(Web page and app entries)
>>>

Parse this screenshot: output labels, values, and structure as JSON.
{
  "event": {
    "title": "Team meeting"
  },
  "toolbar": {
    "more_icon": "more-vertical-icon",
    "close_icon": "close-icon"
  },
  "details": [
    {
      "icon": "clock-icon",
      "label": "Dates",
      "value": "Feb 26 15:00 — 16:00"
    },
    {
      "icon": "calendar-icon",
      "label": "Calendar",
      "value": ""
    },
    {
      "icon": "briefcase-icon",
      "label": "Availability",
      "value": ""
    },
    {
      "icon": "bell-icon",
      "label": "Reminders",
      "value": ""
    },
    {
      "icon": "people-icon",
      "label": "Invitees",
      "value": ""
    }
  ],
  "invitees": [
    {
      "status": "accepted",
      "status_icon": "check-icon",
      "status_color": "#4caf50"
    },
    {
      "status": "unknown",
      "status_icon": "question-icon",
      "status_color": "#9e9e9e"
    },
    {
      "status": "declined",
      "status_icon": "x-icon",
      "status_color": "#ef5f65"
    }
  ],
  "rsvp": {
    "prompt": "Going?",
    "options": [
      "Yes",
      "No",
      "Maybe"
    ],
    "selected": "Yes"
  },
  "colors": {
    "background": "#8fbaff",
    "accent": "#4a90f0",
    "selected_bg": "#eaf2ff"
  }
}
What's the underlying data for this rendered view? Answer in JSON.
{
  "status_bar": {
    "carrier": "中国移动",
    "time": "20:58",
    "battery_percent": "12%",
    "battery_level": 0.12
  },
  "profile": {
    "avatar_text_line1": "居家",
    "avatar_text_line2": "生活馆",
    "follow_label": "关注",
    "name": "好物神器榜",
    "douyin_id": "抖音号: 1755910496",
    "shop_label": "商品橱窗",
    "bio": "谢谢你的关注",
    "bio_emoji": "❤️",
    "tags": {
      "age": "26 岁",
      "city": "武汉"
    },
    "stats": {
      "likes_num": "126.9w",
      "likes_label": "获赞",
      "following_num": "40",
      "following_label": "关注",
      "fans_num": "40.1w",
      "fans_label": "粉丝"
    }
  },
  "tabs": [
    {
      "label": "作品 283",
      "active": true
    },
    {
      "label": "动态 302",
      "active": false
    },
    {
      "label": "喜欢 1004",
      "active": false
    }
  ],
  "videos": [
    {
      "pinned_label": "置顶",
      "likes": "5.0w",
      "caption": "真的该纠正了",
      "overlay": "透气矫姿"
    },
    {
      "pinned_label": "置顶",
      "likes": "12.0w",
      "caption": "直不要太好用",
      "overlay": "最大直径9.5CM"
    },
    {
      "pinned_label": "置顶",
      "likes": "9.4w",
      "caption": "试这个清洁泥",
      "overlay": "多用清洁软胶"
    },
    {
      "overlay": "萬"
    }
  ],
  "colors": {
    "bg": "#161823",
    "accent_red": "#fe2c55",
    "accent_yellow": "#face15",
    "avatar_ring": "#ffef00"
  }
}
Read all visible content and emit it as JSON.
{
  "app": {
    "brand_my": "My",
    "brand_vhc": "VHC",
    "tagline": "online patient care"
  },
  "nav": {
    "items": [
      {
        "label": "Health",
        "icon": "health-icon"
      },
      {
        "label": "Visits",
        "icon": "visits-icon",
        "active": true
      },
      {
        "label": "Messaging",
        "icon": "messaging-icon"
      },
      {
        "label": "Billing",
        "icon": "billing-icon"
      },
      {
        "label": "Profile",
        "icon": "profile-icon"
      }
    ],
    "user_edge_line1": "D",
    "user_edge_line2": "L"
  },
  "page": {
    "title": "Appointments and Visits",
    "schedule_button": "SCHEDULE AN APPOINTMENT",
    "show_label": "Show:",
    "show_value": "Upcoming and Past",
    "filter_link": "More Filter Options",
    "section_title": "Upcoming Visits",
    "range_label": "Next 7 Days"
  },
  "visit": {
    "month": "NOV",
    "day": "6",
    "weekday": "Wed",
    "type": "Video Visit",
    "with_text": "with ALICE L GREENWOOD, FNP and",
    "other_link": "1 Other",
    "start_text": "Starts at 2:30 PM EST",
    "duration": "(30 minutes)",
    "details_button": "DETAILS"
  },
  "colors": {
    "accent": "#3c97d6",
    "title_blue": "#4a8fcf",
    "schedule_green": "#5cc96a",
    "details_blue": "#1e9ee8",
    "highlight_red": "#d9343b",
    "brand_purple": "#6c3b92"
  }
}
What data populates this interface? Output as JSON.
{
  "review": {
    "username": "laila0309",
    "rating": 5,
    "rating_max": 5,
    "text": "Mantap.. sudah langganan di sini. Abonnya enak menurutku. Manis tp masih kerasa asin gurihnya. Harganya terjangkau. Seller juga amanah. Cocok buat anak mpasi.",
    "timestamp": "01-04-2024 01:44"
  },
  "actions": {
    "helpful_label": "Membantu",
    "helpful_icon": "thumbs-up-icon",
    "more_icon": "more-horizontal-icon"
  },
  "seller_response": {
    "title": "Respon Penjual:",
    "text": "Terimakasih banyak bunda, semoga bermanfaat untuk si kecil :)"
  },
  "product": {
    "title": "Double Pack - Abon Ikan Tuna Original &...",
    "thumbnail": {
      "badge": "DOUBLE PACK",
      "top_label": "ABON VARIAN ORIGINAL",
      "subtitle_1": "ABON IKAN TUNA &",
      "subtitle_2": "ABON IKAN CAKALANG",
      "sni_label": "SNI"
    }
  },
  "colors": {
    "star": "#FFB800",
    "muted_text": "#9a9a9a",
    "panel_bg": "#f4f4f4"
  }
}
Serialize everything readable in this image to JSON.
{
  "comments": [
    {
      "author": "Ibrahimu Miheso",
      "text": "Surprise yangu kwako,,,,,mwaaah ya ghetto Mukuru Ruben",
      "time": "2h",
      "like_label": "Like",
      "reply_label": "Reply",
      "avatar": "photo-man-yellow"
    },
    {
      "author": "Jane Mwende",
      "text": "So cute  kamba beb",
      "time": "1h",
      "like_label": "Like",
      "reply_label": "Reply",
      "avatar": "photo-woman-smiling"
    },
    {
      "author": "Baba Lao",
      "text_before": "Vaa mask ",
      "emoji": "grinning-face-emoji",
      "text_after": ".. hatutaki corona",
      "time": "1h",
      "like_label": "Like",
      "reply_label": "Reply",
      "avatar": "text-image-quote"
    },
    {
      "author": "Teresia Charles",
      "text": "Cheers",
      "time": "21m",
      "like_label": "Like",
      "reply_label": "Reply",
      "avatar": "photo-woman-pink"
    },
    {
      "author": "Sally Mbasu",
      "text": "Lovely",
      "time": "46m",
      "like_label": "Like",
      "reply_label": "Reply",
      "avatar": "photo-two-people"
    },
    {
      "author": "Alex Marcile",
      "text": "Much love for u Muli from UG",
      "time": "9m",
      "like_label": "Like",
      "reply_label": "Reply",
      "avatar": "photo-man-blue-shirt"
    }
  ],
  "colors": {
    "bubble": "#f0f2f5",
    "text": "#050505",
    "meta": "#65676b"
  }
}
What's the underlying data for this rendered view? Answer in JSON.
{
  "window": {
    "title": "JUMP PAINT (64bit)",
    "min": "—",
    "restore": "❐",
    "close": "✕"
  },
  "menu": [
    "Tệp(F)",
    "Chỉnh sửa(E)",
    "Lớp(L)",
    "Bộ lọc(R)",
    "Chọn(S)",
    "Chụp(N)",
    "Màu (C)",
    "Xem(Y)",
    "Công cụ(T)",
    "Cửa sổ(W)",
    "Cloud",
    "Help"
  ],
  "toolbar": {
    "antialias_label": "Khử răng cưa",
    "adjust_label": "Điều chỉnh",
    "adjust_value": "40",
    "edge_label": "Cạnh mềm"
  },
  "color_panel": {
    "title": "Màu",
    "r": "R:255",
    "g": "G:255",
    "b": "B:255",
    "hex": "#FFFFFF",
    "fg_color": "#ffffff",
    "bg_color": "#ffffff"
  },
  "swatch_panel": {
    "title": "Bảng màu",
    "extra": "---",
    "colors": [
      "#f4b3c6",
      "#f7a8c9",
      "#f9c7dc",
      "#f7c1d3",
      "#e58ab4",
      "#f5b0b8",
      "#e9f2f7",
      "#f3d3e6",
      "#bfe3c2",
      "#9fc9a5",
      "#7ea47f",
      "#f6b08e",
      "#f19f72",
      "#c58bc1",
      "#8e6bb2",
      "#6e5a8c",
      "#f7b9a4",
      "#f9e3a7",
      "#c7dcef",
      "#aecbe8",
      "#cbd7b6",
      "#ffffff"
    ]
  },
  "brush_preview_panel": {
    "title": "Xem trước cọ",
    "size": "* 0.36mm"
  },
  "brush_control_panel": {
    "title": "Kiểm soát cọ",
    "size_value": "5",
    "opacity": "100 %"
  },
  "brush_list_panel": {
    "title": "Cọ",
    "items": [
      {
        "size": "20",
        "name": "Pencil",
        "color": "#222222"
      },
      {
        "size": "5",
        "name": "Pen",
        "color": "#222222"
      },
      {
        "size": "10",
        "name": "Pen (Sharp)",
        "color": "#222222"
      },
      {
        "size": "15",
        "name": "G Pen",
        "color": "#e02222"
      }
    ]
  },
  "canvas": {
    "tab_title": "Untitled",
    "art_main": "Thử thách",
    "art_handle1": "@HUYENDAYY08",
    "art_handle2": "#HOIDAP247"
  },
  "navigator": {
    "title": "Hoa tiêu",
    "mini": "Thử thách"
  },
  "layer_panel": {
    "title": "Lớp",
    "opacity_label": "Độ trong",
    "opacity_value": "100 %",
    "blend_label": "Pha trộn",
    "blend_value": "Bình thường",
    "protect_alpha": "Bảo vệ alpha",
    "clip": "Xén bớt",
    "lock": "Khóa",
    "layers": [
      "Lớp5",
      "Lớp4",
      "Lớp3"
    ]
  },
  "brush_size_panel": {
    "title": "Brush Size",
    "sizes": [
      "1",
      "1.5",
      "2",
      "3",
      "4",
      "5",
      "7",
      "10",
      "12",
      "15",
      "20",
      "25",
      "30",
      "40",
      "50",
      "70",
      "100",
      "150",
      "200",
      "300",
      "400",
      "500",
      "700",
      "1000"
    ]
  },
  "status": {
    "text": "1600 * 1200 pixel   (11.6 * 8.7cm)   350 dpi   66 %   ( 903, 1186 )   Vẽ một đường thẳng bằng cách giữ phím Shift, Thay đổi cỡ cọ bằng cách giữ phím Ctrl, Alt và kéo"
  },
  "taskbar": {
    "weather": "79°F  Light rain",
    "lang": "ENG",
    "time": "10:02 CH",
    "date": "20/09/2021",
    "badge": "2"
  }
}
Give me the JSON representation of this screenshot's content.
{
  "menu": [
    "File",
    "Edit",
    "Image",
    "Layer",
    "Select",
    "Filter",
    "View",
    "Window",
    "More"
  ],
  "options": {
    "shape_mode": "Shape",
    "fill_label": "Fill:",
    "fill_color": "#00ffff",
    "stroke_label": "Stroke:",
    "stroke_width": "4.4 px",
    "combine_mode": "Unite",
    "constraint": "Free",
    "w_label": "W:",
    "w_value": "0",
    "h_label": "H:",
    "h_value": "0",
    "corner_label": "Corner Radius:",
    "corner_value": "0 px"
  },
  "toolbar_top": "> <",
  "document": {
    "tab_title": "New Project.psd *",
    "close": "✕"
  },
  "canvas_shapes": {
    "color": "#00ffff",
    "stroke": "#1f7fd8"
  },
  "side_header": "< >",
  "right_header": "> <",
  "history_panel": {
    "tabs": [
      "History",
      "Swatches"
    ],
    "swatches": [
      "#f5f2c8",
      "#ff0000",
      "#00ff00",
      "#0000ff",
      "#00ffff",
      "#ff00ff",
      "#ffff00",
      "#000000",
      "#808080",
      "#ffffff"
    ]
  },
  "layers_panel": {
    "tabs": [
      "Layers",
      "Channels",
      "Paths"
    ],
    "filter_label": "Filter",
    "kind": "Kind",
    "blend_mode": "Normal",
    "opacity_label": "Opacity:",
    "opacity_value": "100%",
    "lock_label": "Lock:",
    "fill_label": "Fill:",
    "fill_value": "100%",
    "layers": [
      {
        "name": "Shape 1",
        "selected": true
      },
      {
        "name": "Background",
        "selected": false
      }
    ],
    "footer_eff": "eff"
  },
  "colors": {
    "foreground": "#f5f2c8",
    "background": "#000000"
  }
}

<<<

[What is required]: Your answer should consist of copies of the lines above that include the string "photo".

[Expected answer]:
      "avatar": "photo-man-yellow"
      "avatar": "photo-woman-smiling"
      "avatar": "photo-woman-pink"
      "avatar": "photo-two-people"
      "avatar": "photo-man-blue-shirt"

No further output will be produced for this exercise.